“The first thing that they want to know is why did this happen and how do we prevent it from happening again,” said attorney Robert Mongeluzzi, who represents the family of Harry Rosenberg, another Champlain Towers resident, still missing. Rosenberg lived on the second floor, and his daughter and son-in-law were in the condo with him at the time.
“The families have not had a voice or set of eyes in that process at all,” Mongeluzzi added.
The portion of the condo complex that was still standing after the tragedy was leveled in a controlled explosion meant to allow search and rescue crews to continue their efforts to find missing residents inside at the time. Miami-Dade Mayor Daniella Levine Cava said the demolition was “executed exactly as planned and left officials optimistic about the safely sifting through the rubble. There is hope that there are voids that will allow us to continue the search and rescue operation.”
Governor Ron DeSantis added, “Concerns about the remaining part of the building left few options but demolition. Residents of the building who survived fled with whatever they had with them and had not been permitted to enter the teetering structure. Passports, wedding rings, cherished photos were left behind. At the end of the day, that building is too unsafe to let people go back in. I know there’s a lot of people who were able to get out, fortunately, who have things there. We’re very sensitive to that. But I don’t think that there’s any way you could let someone go back up into that building given the shape that it’s in now.”
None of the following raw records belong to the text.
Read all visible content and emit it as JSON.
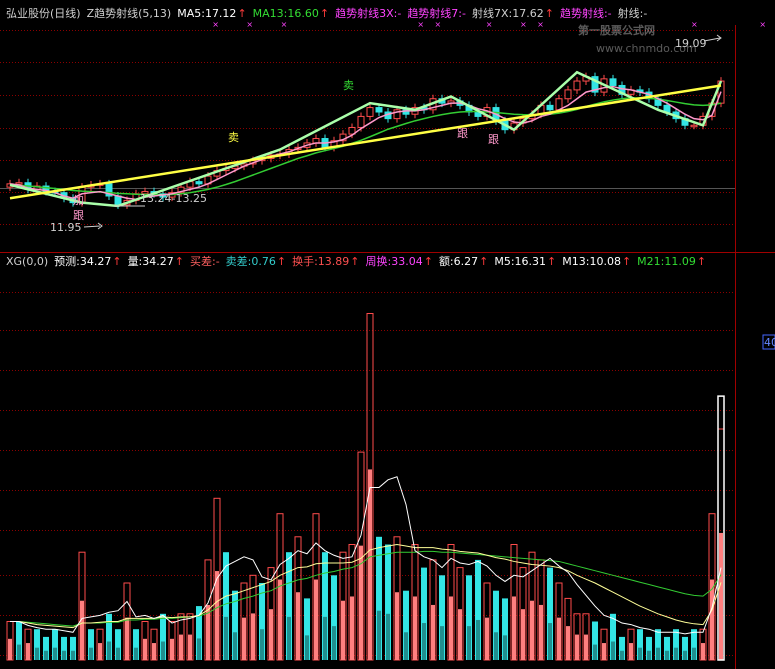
{
  "price_legend": [
    {
      "text": "弘业股份(日线)",
      "color": "#cfcfcf"
    },
    {
      "text": "Z趋势射线(5,13)",
      "color": "#cfcfcf"
    },
    {
      "text": "MA5:17.12",
      "color": "#ffffff"
    },
    {
      "text": "↑",
      "color": "#ff3b3b"
    },
    {
      "text": "MA13:16.60",
      "color": "#33dd33"
    },
    {
      "text": "↑",
      "color": "#ff3b3b"
    },
    {
      "text": "趋势射线3X:-",
      "color": "#ff44ff"
    },
    {
      "text": "趋势射线7:-",
      "color": "#ff44ff"
    },
    {
      "text": "射线7X:17.62",
      "color": "#cfcfcf"
    },
    {
      "text": "↑",
      "color": "#ff3b3b"
    },
    {
      "text": "趋势射线:-",
      "color": "#ff44ff"
    },
    {
      "text": "射线:-",
      "color": "#cfcfcf"
    }
  ],
  "vol_legend": [
    {
      "text": "XG(0,0)",
      "color": "#cfcfcf"
    },
    {
      "text": "预测:34.27",
      "color": "#ffffff"
    },
    {
      "text": "↑",
      "color": "#ff3b3b"
    },
    {
      "text": "量:34.27",
      "color": "#ffffff"
    },
    {
      "text": "↑",
      "color": "#ff3b3b"
    },
    {
      "text": "买差:-",
      "color": "#ff6060"
    },
    {
      "text": "卖差:0.76",
      "color": "#33cccc"
    },
    {
      "text": "↑",
      "color": "#ff3b3b"
    },
    {
      "text": "换手:13.89",
      "color": "#ff5050"
    },
    {
      "text": "↑",
      "color": "#ff3b3b"
    },
    {
      "text": "周换:33.04",
      "color": "#ff44ff"
    },
    {
      "text": "↑",
      "color": "#ff3b3b"
    },
    {
      "text": "额:6.27",
      "color": "#ffffff"
    },
    {
      "text": "↑",
      "color": "#ff3b3b"
    },
    {
      "text": "M5:16.31",
      "color": "#ffffff"
    },
    {
      "text": "↑",
      "color": "#ff3b3b"
    },
    {
      "text": "M13:10.08",
      "color": "#ffffff"
    },
    {
      "text": "↑",
      "color": "#ff3b3b"
    },
    {
      "text": "M21:11.09",
      "color": "#33dd33"
    },
    {
      "text": "↑",
      "color": "#ff3b3b"
    }
  ],
  "annotations": {
    "sell_1": "卖",
    "sell_2": "卖",
    "add": "加",
    "follow_1": "跟",
    "follow_2": "跟",
    "follow_3": "跟",
    "low_label": "11.95",
    "range_label": "13.24-13.25",
    "high_label": "19.09"
  },
  "watermark": {
    "line1": "第一股票公式网",
    "line2": "www.chnmdo.com"
  },
  "right_axis_label": "40",
  "colors": {
    "background": "#000000",
    "up": "#ff4c4c",
    "down": "#33e5e5",
    "vol_up": "#ff7f7f",
    "vol_down": "#33e5e5",
    "ma5": "#ffffff",
    "ma13": "#33cc33",
    "trend": "#ffff44",
    "zigzag": "#aaffaa",
    "pink": "#ff99cc",
    "grid": "#8b0000"
  },
  "chart_data": [
    {
      "type": "candlestick",
      "title": "弘业股份(日线)",
      "ylim": [
        10.5,
        20.0
      ],
      "n_bars": 80,
      "close": [
        12.95,
        13.0,
        12.7,
        12.85,
        12.6,
        12.55,
        12.3,
        12.1,
        12.8,
        12.9,
        12.95,
        12.4,
        12.0,
        12.2,
        12.5,
        12.6,
        12.5,
        12.35,
        12.55,
        12.8,
        13.05,
        12.95,
        13.3,
        13.55,
        13.65,
        13.75,
        13.85,
        14.0,
        14.1,
        14.25,
        14.3,
        14.5,
        14.6,
        14.8,
        15.0,
        14.6,
        14.9,
        15.2,
        15.5,
        16.0,
        16.4,
        16.2,
        15.9,
        16.3,
        16.1,
        16.4,
        16.3,
        16.8,
        16.6,
        16.7,
        16.5,
        16.2,
        16.0,
        16.4,
        15.8,
        15.4,
        15.7,
        15.9,
        16.1,
        16.5,
        16.3,
        16.8,
        17.2,
        17.6,
        17.8,
        17.1,
        17.7,
        17.4,
        17.0,
        17.2,
        17.1,
        16.8,
        16.5,
        16.2,
        15.9,
        15.6,
        15.6,
        16.0,
        16.6,
        17.6
      ],
      "ma5": [
        12.95,
        12.9,
        12.75,
        12.7,
        12.65,
        12.55,
        12.4,
        12.3,
        12.5,
        12.55,
        12.6,
        12.5,
        12.4,
        12.3,
        12.25,
        12.35,
        12.4,
        12.45,
        12.5,
        12.6,
        12.7,
        12.8,
        12.95,
        13.15,
        13.35,
        13.55,
        13.75,
        13.9,
        14.05,
        14.2,
        14.3,
        14.4,
        14.55,
        14.7,
        14.8,
        14.8,
        14.85,
        14.95,
        15.15,
        15.45,
        15.7,
        15.95,
        16.1,
        16.2,
        16.25,
        16.25,
        16.3,
        16.4,
        16.5,
        16.6,
        16.6,
        16.5,
        16.35,
        16.25,
        16.1,
        15.9,
        15.75,
        15.7,
        15.8,
        16.0,
        16.1,
        16.3,
        16.5,
        16.8,
        17.1,
        17.2,
        17.3,
        17.35,
        17.25,
        17.2,
        17.1,
        17.0,
        16.8,
        16.6,
        16.35,
        16.1,
        15.9,
        15.85,
        16.05,
        17.12
      ],
      "ma13": [
        12.9,
        12.88,
        12.85,
        12.82,
        12.78,
        12.74,
        12.7,
        12.65,
        12.62,
        12.6,
        12.58,
        12.55,
        12.52,
        12.5,
        12.48,
        12.47,
        12.46,
        12.46,
        12.47,
        12.5,
        12.55,
        12.62,
        12.7,
        12.8,
        12.92,
        13.05,
        13.2,
        13.35,
        13.5,
        13.65,
        13.8,
        13.95,
        14.1,
        14.22,
        14.35,
        14.45,
        14.55,
        14.65,
        14.78,
        14.92,
        15.08,
        15.25,
        15.42,
        15.55,
        15.68,
        15.8,
        15.9,
        16.0,
        16.08,
        16.15,
        16.2,
        16.22,
        16.22,
        16.2,
        16.18,
        16.14,
        16.1,
        16.08,
        16.07,
        16.08,
        16.1,
        16.15,
        16.22,
        16.32,
        16.45,
        16.56,
        16.66,
        16.74,
        16.8,
        16.84,
        16.84,
        16.82,
        16.78,
        16.72,
        16.65,
        16.58,
        16.52,
        16.5,
        16.52,
        16.6
      ],
      "trendline": {
        "start": 12.3,
        "end": 17.4
      },
      "annotated_low": 11.95,
      "annotated_high": 19.09
    },
    {
      "type": "bar",
      "title": "XG(0,0)",
      "ylim": [
        0,
        50
      ],
      "n_bars": 80,
      "values": [
        5,
        5,
        4,
        4,
        3,
        4,
        3,
        3,
        14,
        4,
        4,
        6,
        4,
        10,
        4,
        5,
        4,
        6,
        5,
        6,
        6,
        7,
        13,
        21,
        14,
        9,
        10,
        11,
        10,
        12,
        19,
        14,
        16,
        8,
        19,
        14,
        11,
        14,
        15,
        27,
        45,
        16,
        15,
        16,
        9,
        15,
        12,
        13,
        11,
        15,
        12,
        11,
        13,
        10,
        9,
        8,
        15,
        12,
        14,
        13,
        12,
        10,
        8,
        6,
        6,
        5,
        4,
        6,
        3,
        4,
        4,
        3,
        4,
        3,
        4,
        3,
        4,
        4,
        19,
        30
      ],
      "direction": [
        1,
        0,
        1,
        0,
        0,
        0,
        0,
        0,
        1,
        0,
        1,
        0,
        0,
        1,
        0,
        1,
        1,
        0,
        1,
        1,
        1,
        0,
        1,
        1,
        0,
        0,
        1,
        1,
        0,
        1,
        1,
        0,
        1,
        0,
        1,
        0,
        0,
        1,
        1,
        1,
        1,
        0,
        0,
        1,
        0,
        1,
        0,
        1,
        0,
        1,
        1,
        0,
        0,
        1,
        0,
        0,
        1,
        1,
        1,
        1,
        0,
        1,
        1,
        1,
        1,
        0,
        1,
        0,
        0,
        1,
        0,
        0,
        0,
        0,
        0,
        0,
        0,
        1,
        1,
        1
      ],
      "m5": [
        5,
        5,
        4.5,
        4.2,
        4,
        4,
        3.8,
        3.6,
        5.4,
        5.6,
        5.8,
        6.2,
        6.4,
        7.6,
        5.6,
        5.8,
        5.4,
        5.8,
        4.8,
        5.2,
        5.4,
        5.8,
        7.4,
        10.6,
        12.2,
        12.8,
        13.4,
        13,
        10.8,
        10.4,
        12.4,
        13.2,
        14.2,
        13.8,
        15.2,
        14.2,
        13.6,
        13.2,
        13.4,
        16.2,
        22.4,
        22.4,
        23.4,
        23.8,
        20.2,
        14.2,
        13.4,
        13,
        12,
        13.2,
        12.6,
        12.4,
        12.8,
        12.2,
        11,
        10.2,
        11,
        10.8,
        11.6,
        12.4,
        13.2,
        12.2,
        11.4,
        9.8,
        8.4,
        7,
        5.8,
        5.4,
        4.8,
        4.6,
        4.2,
        4,
        3.6,
        3.6,
        3.6,
        3.4,
        3.6,
        3.6,
        6.8,
        12
      ],
      "m13": [
        5,
        5,
        4.8,
        4.6,
        4.5,
        4.4,
        4.3,
        4.2,
        4.8,
        4.8,
        4.9,
        5,
        5,
        5.4,
        5.4,
        5.4,
        5.4,
        5.6,
        5.5,
        5.6,
        5.6,
        5.8,
        6.5,
        7.6,
        8.3,
        8.6,
        9,
        9.4,
        9.8,
        10.2,
        11,
        11.5,
        12,
        12.1,
        12.5,
        12.6,
        12.6,
        12.6,
        12.7,
        13.2,
        14.3,
        14.6,
        14.8,
        15,
        14.8,
        14.6,
        14.6,
        14.6,
        14.4,
        14.3,
        14.1,
        14,
        13.9,
        13.6,
        13.3,
        13.1,
        12.8,
        12.6,
        12.4,
        12.3,
        12.2,
        12,
        11.6,
        11,
        10.5,
        10,
        9.4,
        8.8,
        8.2,
        7.6,
        7,
        6.5,
        6,
        5.6,
        5.2,
        4.9,
        4.7,
        4.6,
        6.5,
        10.08
      ],
      "m21": [
        5,
        5,
        4.9,
        4.8,
        4.7,
        4.6,
        4.5,
        4.4,
        4.8,
        4.8,
        4.8,
        4.9,
        4.9,
        5.2,
        5.2,
        5.3,
        5.3,
        5.4,
        5.4,
        5.5,
        5.6,
        5.7,
        6.1,
        6.8,
        7.3,
        7.6,
        8,
        8.3,
        8.7,
        9,
        9.6,
        10,
        10.4,
        10.6,
        11,
        11.3,
        11.5,
        11.8,
        12,
        12.5,
        13.4,
        13.6,
        13.8,
        14,
        14,
        14,
        14.1,
        14.1,
        14,
        14,
        13.9,
        13.8,
        13.7,
        13.6,
        13.5,
        13.4,
        13.3,
        13.2,
        13.1,
        13,
        12.9,
        12.8,
        12.5,
        12.2,
        11.9,
        11.6,
        11.3,
        11,
        10.7,
        10.4,
        10.1,
        9.8,
        9.5,
        9.2,
        8.9,
        8.6,
        8.4,
        8.3,
        9.2,
        11.09
      ]
    }
  ]
}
A spokesperson for the Champlain Towers South Condominium Association responded to the litigation, “While we cannot comment on pending litigation, our focus remains on caring for our friends and neighbors during this difficult time. We continue to work with city, state, and local officials in their search and recovery efforts, and to understand the causes of this tragedy. Our profound thanks go out to all of the emergency rescue personnel – professionals and volunteers alike – for their tireless efforts.”